I came to African Studies through an undergraduate degree in French and Italian literature and langage at Oxford which left me curious about 'Francophone' cultures when studied outside of the French context. At SOAS, the courses in film and music caught my eyes and ears, and I completed the MA with a thesis on the Burkinabé film director, Dani Kouyaté, with a particular focus on the links between the West African musical traditions of the griot and the region's cinematic styles.
This PhD allows me to further explore my interest in the interaction of music with the filmic image whilst drawing cultures from around the Atlantic into one specific study. Having been brought up in London and lived in Paris for a short spell, this study allows me to combine my interests in the role played by these multicultural cities with the musical and cultural traditions from West Africa, the Caribbean, and the US.
I am presently in my second year of the PhD, completing research in Jamaica, Paris, and London.
The vocabulary used to describe the experience of film is revealing of our analysis of it – we 'watch' a film; the audience is conceived of as a 'viewer'. These terms refuse to acknowledge the importance of audio to a film. This research project aims to bring a focus on to what we hear in a film through an exploration of the soundtrack. Both lyrics and music layer further meaning into the film texts that deserve to be studied as a whole. To do so, I suggest, will perhaps reveal a musical narrative that all too often remains unheard.
My research project therefore aims to provide the first monograph-length study of the film music within the cinema of the African diaspora. The research will constitute a contextualised study of films made within the African diaspora from the vantage points of London and Paris, with a particular focus on film music. In spite of the apparently grounded locations of these films in London and Paris, these specific sites in fact open up a flexible and wide-ranging map, allowing dialogue across the Atlantic and between often separated fields of study. To listen to the stories told through the film music leads the film 'viewer' away from these former imperial centres to hear the histories and cultures from around the Atlantic Ocean. The London films, for instance, bring a focus on to the traditions of Black British filmmaking with its particular emphasis on reggae music and Caribbean influences; while the soundtracks of the Parisian films tell different stories, with West African music cultures heard alongside the African-American traditions of jazz and hip hop.

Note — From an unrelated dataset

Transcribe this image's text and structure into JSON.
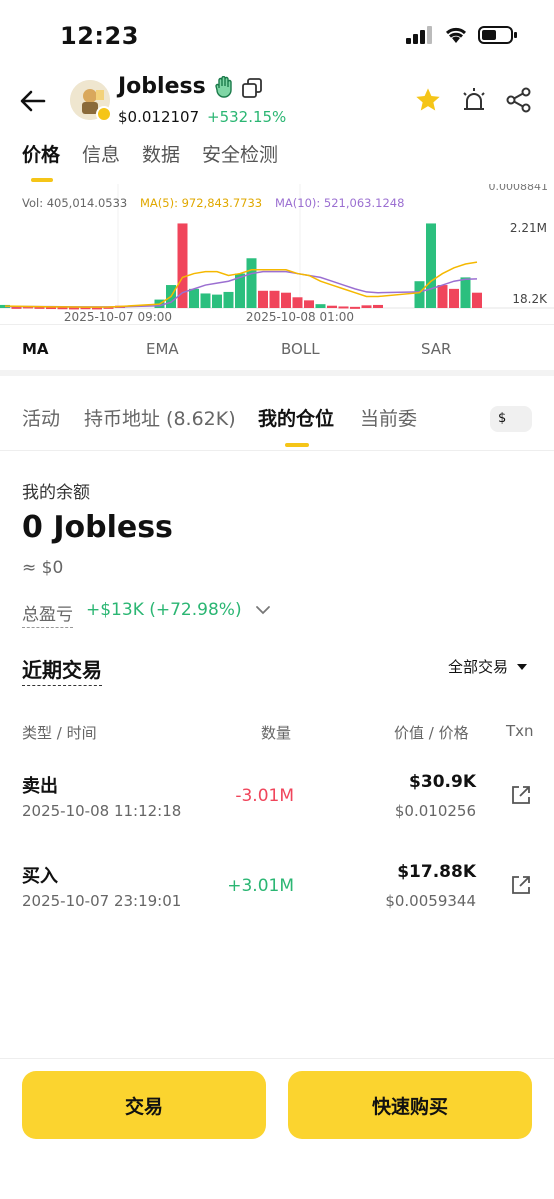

With a necessarily interdisciplinary approach, my research draws together film and music studies, urban and diaspora studies, and Francophone and Anglophone African studies. Throughout the work I aim to keep London, Paris, the African diaspora and the connecting space of the Atlantic in constant focus, suggesting the need for both a global outlook and a contextualised, local perspective.
- “Questions Of Source In African Cinema: The Heritage Of The Griot in Dani Kouyaté’s Films.” Journal Of African Media Studies 2.1 (2010): 25-38
- "Soundtracks of the City: Tracing the Paths of Reggae in London through British Cinema" at the International Reggae Conference, UWI Mona Campus, Kingston, Jamaica, 2013
- "Hidden Subjects in the City of Light: Exploring the Absence of Black Paris on Screen", Remapping the Black Atlantic: Diaspora (Re)Writings of Race and Space, an International Conference, DePaul University, Chicago, 2013